Looking at your current BT content it's hard to see a focussed theme. Is your goal to establish a niche or have it catch as catch can?
The growing popularity of cultural commons thinking sets new and provocative challenges for traditional copyright law. Changes are occurring in politics, the economy and law, but first and foremost in the domain of culture. One third of all internet users have now downloaded music, videos and information using P2P file sharing software. New attitudes to the accessibility and ownership of intellectual property have become a force for change that will transform communication in the information age. User-led innovation is reshaping cultural production so that it is trans-national, more egalitarian, less deferential, much more diverse and above all, self-authored.
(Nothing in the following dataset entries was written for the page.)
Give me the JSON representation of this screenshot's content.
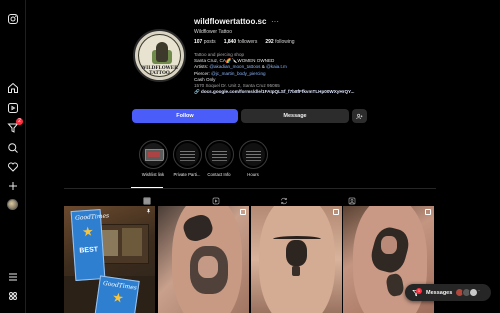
{
  "profile": {
    "username": "wildflowertattoo.sc",
    "more": "···",
    "full_name": "Wildflower Tattoo",
    "avatar_text_1": "WILDFLOWER",
    "avatar_text_2": "TATTOO",
    "stats": {
      "posts_count": "107",
      "posts_label": "posts",
      "followers_count": "1,840",
      "followers_label": "followers",
      "following_count": "292",
      "following_label": "following"
    },
    "bio": {
      "category": "Tattoo and piercing shop",
      "line1": "Santa Cruz, CA🌈🔪WOMEN OWNED",
      "artists_prefix": "Artists: ",
      "artist_1": "@akadian_moon_tattoos",
      "artists_sep": " & ",
      "artist_2": "@kaia.t.m",
      "piercer_prefix": "Piercer: ",
      "piercer": "@jc_martin_body_piercing",
      "line4": "Cash Only",
      "address": "1570 Soquel Dr. Unit 2, Santa Cruz 95065",
      "url": "docs.google.com/forms/d/e/1FAIpQLSf_f7b8fFfkvmTLHp00WXyHrQY..."
    },
    "buttons": {
      "follow": "Follow",
      "message": "Message"
    }
  },
  "highlights": [
    {
      "label": "Wishlist link"
    },
    {
      "label": "Private Parti..."
    },
    {
      "label": "Contact Info"
    },
    {
      "label": "Hours"
    }
  ],
  "tabs": [
    {
      "icon": "grid-icon",
      "active": true
    },
    {
      "icon": "reels-icon",
      "active": false
    },
    {
      "icon": "reposts-icon",
      "active": false
    },
    {
      "icon": "tagged-icon",
      "active": false
    }
  ],
  "posts": [
    {
      "magazine_title": "GoodTimes",
      "magazine_best": "BEST"
    },
    {
      "subject": "butterfly tattoo"
    },
    {
      "subject": "skull tattoo"
    },
    {
      "subject": "hand and flower tattoo"
    }
  ],
  "messages": {
    "label": "Messages",
    "badge": "1"
  },
  "notifications_badge": "2",
  "colors": {
    "accent": "#4a5df9",
    "badge": "#ff3040",
    "link": "#8ab4f8",
    "background": "#000000"
  }
}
Creative industries face the challenge of keeping pace with this sharing economy, and any organisation wishing to work with them will need to understand the thinking, ethics and communicative conventions of rising generations. Written by Rosemary Bechler, this short book argues that we must look at the history of traditional copyright law in order to understand the current debates about ownership and availability. In doing so, it not only elucidates the development of intellectual property law, but also reveals a unique glimpse of existing principles and developing trends. Bechler argues that Creative Commons thinking enables cultural organisations to embark on mutual relationships of trust with huge new publics. Describing the transformative potential of new attitudes, she offers us a vision of the future in which 'unbounded freedom' is not simply a romantic notion.
Many thanks people... hey Doc.